In its effort to get users onto IE8, Microsoft might end up alienating its intended audience instead. For starters, Microsoft pushed out IE8 as a critical security patch via AutoUpdate, which caused some users to install the browser when they didn't want it. Plus, the standard settings make IE8 the default browser, as has been Microsoft's custom, so some users not only ended up with a browser they didn't want, that browser became their default.
Then come the issues with IE8 Beta 2 and Windows XP SP3. A Microsoft blog posting about installing IE8 contains a warning that it is possible for users of IE8 Beta 1 and SP3 to get locked into IE8 and SP3 with no ability to uninstall. The only way to avoid the lock-in is to uninstall both IE8 and SP3, then re-install SP3 and install the latest IE8 build.
[ In terms of browser share, IE's overall numbers are dropping as Chrome, Firefox, and Safari pick up steam. ]

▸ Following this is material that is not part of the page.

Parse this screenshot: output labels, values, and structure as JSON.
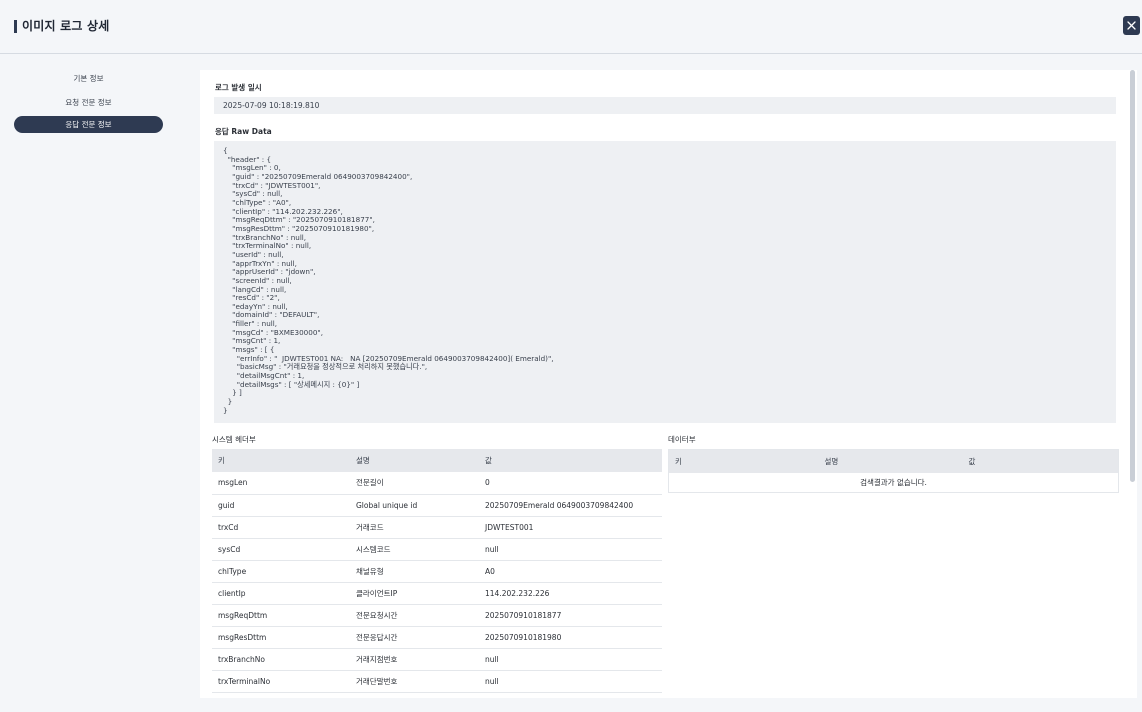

Of course, you'd have to know to do that beforehand, and Microsoft's decision to push out IE8 as a critical fix through AutoUpdate can deny people who aren't fully plugged-in with the latest IE developments -- which would be most users -- the opportunity to avoid the IE8/SP3 lock-in. By doing what they're told to do, i.e. keep their software updated and patched, users could find themselves stuck.